In Spokane, she sees Bill as a handsome genius. He doesn’t make an issue of it.
(End of “20/20” summary)
“20/20” Theme Analysis: Perception
Bill and Ruthie interpret the things they see very differently. Bill accepts what he sees at face value. Ruthie applies a fanciful lens to what she sees, with her perceptions getting gradually more quixotic.
Along the way Ruthie sees:
- A type of flower (Indian paintbrush) that probably doesn’t grow in the area
- A golden eagle, which is not likely to be in the area
- White Buffalo
- a UFO
Bill sees none of those things. The one time we’re told he checked (for Bigfoot), he saw two reflectors nailed to a tree stump. This is the incident that makes Bill wonder if Ruthie should be driving. Perhaps she’s mentally unstable.
We also see a change in how Bill perceives Ruthie.
At the beginning, he views her in general terms, as a “driving companion”. She’s adequate in this regard. He sees her refusal, or inability, to argue anything as a deficiency, and her simple statements about their surroundings as a result of her limited experience.
Midway through, Bill starts to wonder about her fanciful statements, which culminates in him getting uncomfortable with her driving. Now, he perceives Ruthie as potentially delusional and, thus, dangerous.
At the end, Bill let’s her perception “ride”, that is, he won’t argue it. This turning point is brought on by her perceiving him as “a handsome genius”. Rather than viewing this as another delusion, he accepts it. The implication is that Bill is now attracted to Ruthie, that she’s much more than a “driving companion”.

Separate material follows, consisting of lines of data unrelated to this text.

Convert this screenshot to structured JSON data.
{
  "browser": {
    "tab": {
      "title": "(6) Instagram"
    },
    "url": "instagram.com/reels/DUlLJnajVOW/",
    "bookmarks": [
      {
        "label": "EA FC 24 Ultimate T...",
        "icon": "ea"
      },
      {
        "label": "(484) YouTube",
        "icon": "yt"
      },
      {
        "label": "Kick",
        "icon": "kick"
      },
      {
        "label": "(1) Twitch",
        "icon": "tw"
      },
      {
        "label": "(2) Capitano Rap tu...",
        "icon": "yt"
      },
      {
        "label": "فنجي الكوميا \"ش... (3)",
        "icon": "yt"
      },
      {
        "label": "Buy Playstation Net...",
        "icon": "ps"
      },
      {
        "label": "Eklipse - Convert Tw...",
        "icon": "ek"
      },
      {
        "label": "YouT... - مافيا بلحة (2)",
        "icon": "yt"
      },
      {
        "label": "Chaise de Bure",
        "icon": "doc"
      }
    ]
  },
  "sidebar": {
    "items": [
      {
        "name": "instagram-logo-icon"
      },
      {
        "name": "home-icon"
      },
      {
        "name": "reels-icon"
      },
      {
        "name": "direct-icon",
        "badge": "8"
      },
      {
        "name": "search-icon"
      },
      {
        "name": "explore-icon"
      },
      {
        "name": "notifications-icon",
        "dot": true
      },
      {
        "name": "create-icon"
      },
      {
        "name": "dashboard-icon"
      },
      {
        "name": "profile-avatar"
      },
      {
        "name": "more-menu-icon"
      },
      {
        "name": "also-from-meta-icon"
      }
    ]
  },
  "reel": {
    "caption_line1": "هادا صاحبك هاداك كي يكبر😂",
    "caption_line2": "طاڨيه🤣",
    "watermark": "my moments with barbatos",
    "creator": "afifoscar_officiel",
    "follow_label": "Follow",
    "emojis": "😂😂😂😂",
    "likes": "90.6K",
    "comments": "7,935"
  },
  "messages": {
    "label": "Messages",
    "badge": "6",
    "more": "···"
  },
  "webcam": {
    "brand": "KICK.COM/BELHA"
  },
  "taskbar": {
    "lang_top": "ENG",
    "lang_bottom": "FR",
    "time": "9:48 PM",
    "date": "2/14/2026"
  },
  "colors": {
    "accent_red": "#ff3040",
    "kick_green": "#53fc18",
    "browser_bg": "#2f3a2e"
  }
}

“20/20” Theme Analysis: Objectivity and Subjectivity
Another part of perception is the difference between objectivity and subjectivity, and the point where they overlap in “20/20”.
Ruthie‘s perceptions start out objective—she sees cows and other unnamed common things—and then they turn subjective. The dividing line seems to be the Indian paintbrush and the golden eagle she spots near Chicago. They’re normal things to see, but it’s unlikely either of them were actually there. After this, she starts claiming to see things that are unusual and definitely not there.
Ruthie’s last subjective perception is of Bill as “a handsome genius”. Although this is pure opinion, we also can’t say it’s objectively wrong. Now, the line between objective and subjective perception isn’t clear. If this subjective perception of Bill is accurate to Ruthie, it’s as good as objectively true for her.
Bill has a strong preference for objective perception. He doesn’t claim to see anything that’s not there. He gets worried that Ruthie’s claims indicate mental instability.
The line between objective and subjective perception gets blurred for Bill when Ruthie sees him as “a handsome genius”. This makes him lose his love for debate. Bill accepts Ruthie’s perception of him, which also changes his perception of her.
Bill’s change might be foreshadowed by the subjective opinion he expresses at the beginning, that East Coast women dispute everything all the time. This is obviously an exaggeration and pure opinion, but it could be true to Bill based on his perception. He’s clearly capable of accepting subjective perceptions as reality, which he does again at the conclusion.
I hope this “20/20” Linda Brewer short story summary, analysis and look at themes was a helpful Sparknotes substitute.